RECORDED INFORMATION.
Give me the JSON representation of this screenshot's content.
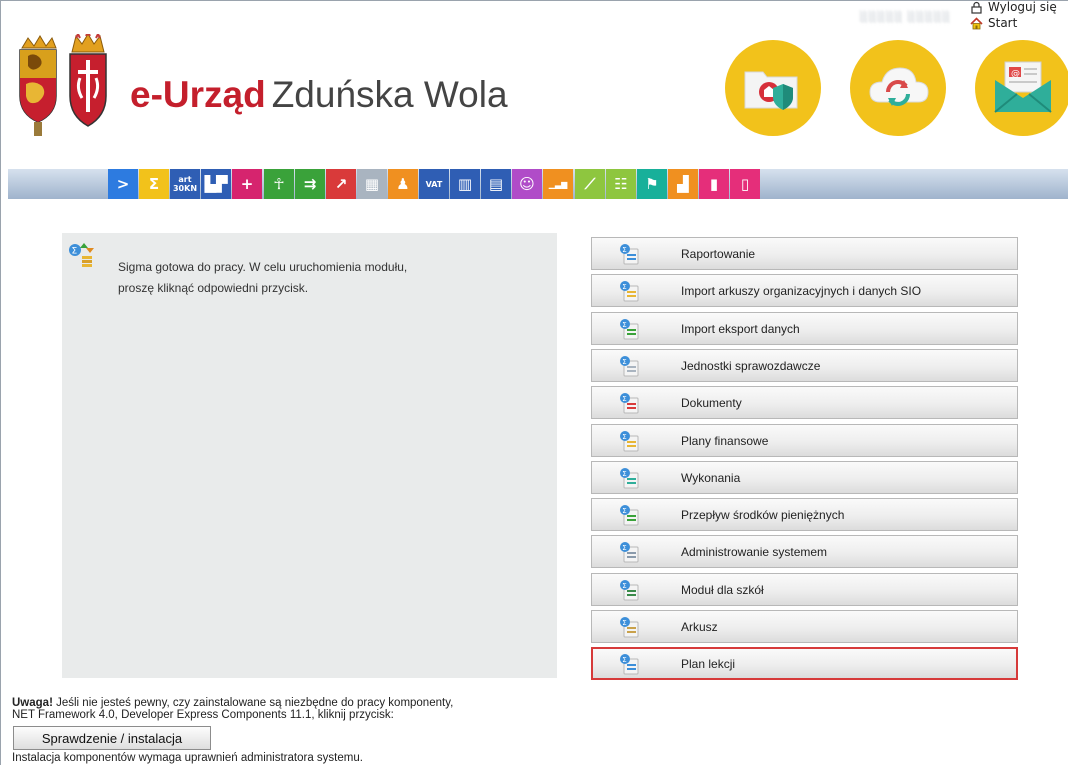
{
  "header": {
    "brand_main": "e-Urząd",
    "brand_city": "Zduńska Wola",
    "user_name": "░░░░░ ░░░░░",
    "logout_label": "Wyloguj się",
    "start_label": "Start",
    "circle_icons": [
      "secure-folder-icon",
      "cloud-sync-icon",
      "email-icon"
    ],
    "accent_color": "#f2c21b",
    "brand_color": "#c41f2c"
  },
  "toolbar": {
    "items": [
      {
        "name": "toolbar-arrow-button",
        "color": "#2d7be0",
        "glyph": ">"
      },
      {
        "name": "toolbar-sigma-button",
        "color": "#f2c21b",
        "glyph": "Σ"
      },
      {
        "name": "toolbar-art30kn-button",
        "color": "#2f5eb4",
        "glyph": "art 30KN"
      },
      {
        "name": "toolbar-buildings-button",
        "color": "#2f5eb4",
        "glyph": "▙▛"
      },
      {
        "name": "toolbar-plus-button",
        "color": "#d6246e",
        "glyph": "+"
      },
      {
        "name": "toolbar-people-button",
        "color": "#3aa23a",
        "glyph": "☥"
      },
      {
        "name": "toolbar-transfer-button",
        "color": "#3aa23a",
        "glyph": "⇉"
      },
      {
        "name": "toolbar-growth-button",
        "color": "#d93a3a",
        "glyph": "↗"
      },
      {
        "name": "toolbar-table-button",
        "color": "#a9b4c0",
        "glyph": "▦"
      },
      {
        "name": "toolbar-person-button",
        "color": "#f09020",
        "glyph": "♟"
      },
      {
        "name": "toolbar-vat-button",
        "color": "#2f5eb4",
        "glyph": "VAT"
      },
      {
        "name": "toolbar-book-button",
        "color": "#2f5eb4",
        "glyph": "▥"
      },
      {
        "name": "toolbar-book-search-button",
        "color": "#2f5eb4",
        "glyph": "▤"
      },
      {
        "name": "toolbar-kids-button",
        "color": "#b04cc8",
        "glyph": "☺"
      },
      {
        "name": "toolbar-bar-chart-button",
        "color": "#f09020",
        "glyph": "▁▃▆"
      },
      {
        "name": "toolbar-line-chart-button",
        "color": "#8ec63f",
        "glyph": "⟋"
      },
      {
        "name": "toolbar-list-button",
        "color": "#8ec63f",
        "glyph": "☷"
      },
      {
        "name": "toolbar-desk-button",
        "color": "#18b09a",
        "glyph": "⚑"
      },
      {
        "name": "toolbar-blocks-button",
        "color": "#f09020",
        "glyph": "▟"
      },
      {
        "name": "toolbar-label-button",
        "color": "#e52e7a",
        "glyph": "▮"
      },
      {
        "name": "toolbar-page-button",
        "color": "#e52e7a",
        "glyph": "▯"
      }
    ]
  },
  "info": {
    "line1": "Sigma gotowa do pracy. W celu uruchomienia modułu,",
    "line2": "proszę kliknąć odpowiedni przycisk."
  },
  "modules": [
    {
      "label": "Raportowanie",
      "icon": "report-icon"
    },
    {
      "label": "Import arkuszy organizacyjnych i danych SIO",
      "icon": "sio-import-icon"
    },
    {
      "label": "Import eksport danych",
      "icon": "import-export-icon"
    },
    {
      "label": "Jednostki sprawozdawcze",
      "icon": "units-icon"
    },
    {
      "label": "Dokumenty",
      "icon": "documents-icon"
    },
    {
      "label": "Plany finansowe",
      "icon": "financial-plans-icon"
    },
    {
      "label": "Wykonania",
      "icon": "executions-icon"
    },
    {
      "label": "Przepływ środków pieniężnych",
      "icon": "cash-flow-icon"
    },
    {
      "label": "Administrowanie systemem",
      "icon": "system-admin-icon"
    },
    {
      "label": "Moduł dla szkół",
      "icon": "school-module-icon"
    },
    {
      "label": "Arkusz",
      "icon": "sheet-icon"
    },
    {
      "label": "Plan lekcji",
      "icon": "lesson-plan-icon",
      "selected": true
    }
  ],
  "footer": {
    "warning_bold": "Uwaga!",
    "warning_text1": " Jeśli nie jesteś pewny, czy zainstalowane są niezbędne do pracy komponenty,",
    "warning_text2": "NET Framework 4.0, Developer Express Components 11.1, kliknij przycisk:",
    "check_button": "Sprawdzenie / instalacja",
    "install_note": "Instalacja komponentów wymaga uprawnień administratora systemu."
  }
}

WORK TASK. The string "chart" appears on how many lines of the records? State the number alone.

THE ANSWER. 2